Silicon Valley has a diversity problem. And while it’s well-documented that from entry-level positions to the boardroom the tech sector is dominated by white men, there are still many others working in the ever-growing industry. To show the world a more comprehensive picture of people who work in tech, photographer Helena Price launched the portrait and interview project, Techies.
Techies features everyone working in the tech industry, except for straight white men. Helena explains her inspiration…
For this project I will focus on subjects who tend to be underrepresented in the greater tech narrative, i.e. women, people of color, folks over 50, LGBTQ, working parents, people with disabilities, etc. I want to bring a bit of attention to folks in the industry whose stories have never been heard, considered or celebrated. As someone who has worked in tech since 2009, first as a startup employee and now as a photographer, this project is very close to my heart.
Although many of the big players in Silicon Valley have finally come to recognize their own lack of diversity and the need for more, there is still a lot of work to be done. Helena hopes that Techies will serve as an ever growing tool for social impact and positive change.
Each photo is accompanied with a bio and interview, with each person getting to tell their story in their own words. Here are a few of the women’s stories featured…
Nancy Douyon, UX Researcher, Google

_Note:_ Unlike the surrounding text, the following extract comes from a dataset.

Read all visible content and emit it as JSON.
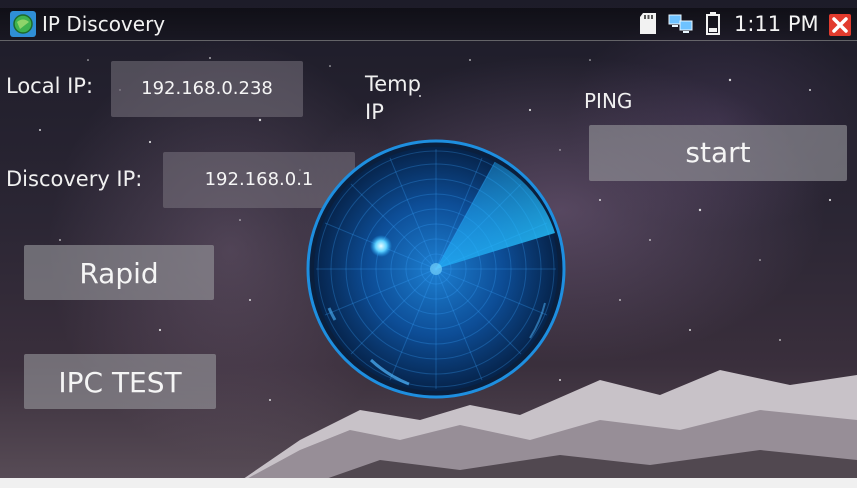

I’m a User Experience Research Program Manager for Google’s Consumer Operations, where I currently lead research on the end to end experience for all new and critical launches. In 2015, I completed 25 research studies, 23 invited talks, worked in 12 countries (overall has worked in 20+ countries), organized 8 community events, conducted 8 workshops, participated in 4 carnival masquerades, received 3 recognition honors, and was part of 2 major Google product launches. I am Haitian American and have come a long way from farming to technology. <more about Nancy>
February Keeney, Engineering Manager, Github

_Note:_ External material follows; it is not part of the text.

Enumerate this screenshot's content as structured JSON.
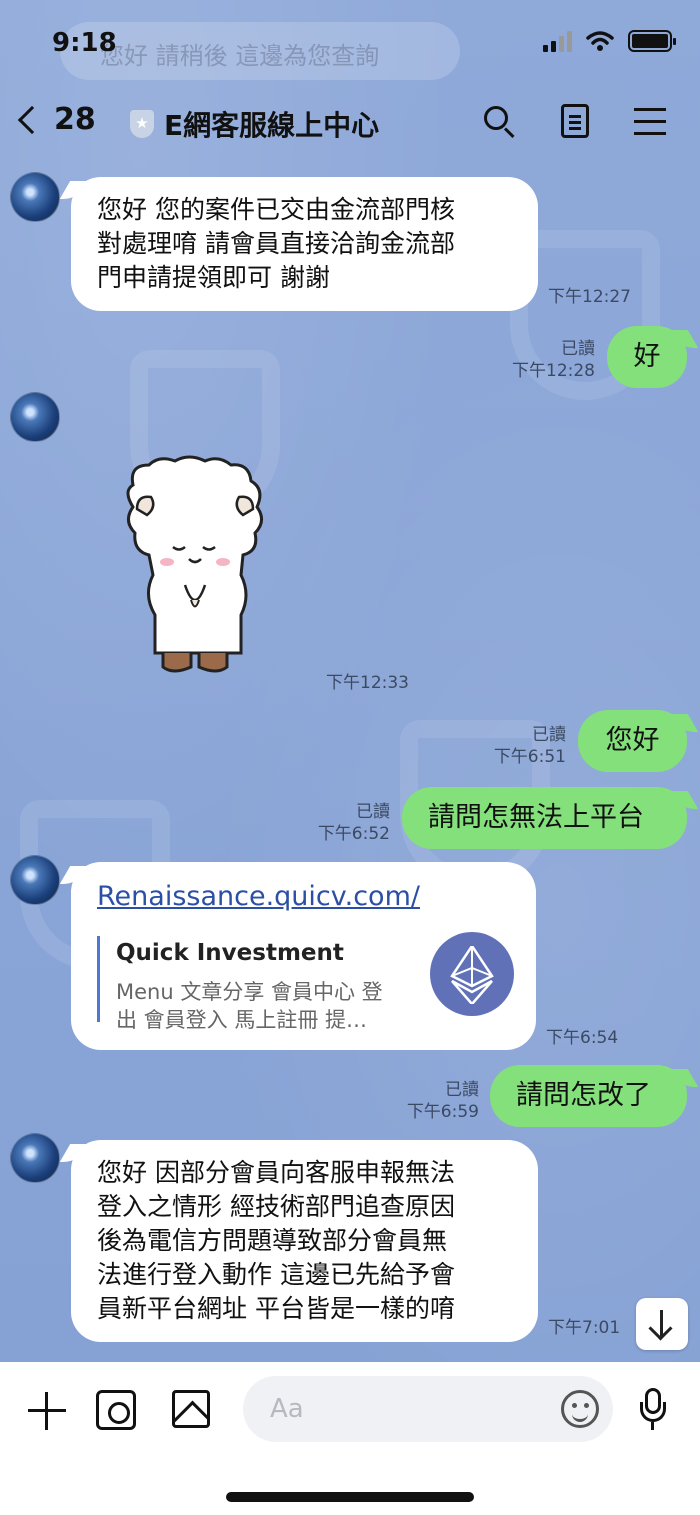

I am a half Puerto Rican trans woman who grew up in the Bay Area. I am the engineering manager for the Community & Safety team at GitHub. My journey through tech was easy for a decade and a half—when I transitioned I learned just how much privilege I had been afforded by presenting male all those years. <more about February>
Trucy Phan, Product Designer/FE Developer, Plate IQ
I have been living in the Bay Area for 9 years and am a self-taught designer and developer. My parents were immigrants from Vietnam, but I was born and raised in Iowa, where there weren’t a lot of people like me when I was growing up. In tech, there still aren’t a lot of people like me, but the experiences I had growing up grounded me with the fact that people will always have a different perception of you than you do of yourself, and it’s up to you to make up that difference. <more about Trucy>
Emily Eifler, VR Researcher
I’m 30, female, and disabled from a brain injury cause by gas poisoning when I was 10. I’m an artist working as a VR researcher right now but I have also worked as a dancer and at architecture firms and for the Exploratorium. <more about Emily>
Karen Wickre, Editorial Director, Twitter
I have worked in technology (chiefly publishing or business side) since 1985. I have worked for tech publishers, at startup companies, for content sites, and at big brand platforms (Google and Twitter). <more about Karen>
Rana Abulbasal, Project Specialist, Facebook
I’m a Muslim Arab-American woman. Moved from Jordan to the US in 2009 to do my MBA then decided to stay. I left my whole life behind in Jordan and walked away, because my dreams were much bigger than my tiny country. Never in a million years did I imagine I would end up at a company like Facebook in the Bay Area. It’s not easy to be very visibly different and to fight stereotypes day in and day out… but I’m here now and I damn well made it. <more about Rana>
Jessica McKellar, Director of Engineering, Dropbox
I’m an engineer and startup founder who spends a lot of her time at work and in open source communities improving diversity and inclusive culture. Fun facts: I’m a technical consultant for the HBO show Silicon Valley. For several years I was a Director for the Python Software Foundation, the 501c3 non-profit that stewards the Python programming language and community. For my diversity outreach work in the Python community, I received the O’Reilly Open Source Award. <more about Jessica>
Lead image from left to right: Tiffany Taylor, Erica Baker, Natasha Vianna, Tracy Chou, Melanie Araujo, Rachel Miller